▶ WORK ITEM: From the records that follow, copy every line in which "则执行循环体" appears.

▶ STUDY MATERIAL:

━━━━━━━━━━━━━━━━━━━━━━━━━━━━━━

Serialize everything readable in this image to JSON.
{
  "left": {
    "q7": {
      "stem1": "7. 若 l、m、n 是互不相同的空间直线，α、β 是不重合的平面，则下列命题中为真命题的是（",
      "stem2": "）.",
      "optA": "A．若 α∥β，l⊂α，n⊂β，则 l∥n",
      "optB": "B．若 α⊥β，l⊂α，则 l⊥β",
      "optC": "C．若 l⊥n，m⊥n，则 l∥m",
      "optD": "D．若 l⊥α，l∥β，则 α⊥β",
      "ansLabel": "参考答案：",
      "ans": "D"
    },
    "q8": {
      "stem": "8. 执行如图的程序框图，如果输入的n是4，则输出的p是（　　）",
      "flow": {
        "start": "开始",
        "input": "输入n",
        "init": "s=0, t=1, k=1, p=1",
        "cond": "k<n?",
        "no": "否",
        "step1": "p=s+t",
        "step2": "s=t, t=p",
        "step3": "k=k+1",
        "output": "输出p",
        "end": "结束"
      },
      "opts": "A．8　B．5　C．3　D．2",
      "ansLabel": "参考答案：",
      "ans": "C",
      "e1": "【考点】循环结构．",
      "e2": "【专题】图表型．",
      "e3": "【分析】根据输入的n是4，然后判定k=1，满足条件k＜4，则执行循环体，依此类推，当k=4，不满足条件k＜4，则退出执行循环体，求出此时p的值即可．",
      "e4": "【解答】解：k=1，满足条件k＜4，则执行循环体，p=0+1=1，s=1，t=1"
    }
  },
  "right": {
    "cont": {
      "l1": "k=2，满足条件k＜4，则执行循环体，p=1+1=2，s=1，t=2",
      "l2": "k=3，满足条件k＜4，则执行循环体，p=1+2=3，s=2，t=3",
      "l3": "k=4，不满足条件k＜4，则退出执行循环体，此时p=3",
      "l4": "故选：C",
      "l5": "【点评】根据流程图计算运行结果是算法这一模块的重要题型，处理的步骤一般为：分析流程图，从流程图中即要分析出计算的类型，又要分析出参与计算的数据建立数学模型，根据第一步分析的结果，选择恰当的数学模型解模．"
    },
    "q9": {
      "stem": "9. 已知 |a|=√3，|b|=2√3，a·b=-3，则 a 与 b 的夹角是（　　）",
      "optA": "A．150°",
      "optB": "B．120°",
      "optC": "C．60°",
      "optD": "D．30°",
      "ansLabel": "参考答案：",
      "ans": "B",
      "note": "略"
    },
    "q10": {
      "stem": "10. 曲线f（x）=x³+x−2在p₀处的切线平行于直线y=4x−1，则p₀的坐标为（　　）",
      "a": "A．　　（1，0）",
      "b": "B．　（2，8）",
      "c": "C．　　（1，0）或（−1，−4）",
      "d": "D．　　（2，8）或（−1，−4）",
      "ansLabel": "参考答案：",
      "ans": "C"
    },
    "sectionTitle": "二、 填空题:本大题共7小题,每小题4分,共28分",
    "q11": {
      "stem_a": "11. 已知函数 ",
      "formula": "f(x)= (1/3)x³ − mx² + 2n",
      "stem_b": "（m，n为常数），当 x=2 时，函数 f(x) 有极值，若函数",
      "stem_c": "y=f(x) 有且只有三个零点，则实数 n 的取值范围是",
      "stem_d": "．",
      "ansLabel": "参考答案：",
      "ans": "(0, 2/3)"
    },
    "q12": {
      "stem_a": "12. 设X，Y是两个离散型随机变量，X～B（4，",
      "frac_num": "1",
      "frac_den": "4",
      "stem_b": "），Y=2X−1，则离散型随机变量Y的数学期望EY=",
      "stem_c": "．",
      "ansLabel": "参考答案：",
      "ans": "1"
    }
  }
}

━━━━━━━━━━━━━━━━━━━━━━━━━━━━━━

▶ SOLUTION BELOW:
      "e3": "【分析】根据输入的n是4，然后判定k=1，满足条件k＜4，则执行循环体，依此类推，当k=4，不满足条件k＜4，则退出执行循环体，求出此时p的值即可．",
      "e4": "【解答】解：k=1，满足条件k＜4，则执行循环体，p=0+1=1，s=1，t=1"
      "l1": "k=2，满足条件k＜4，则执行循环体，p=1+1=2，s=1，t=2",
      "l2": "k=3，满足条件k＜4，则执行循环体，p=1+2=3，s=2，t=3",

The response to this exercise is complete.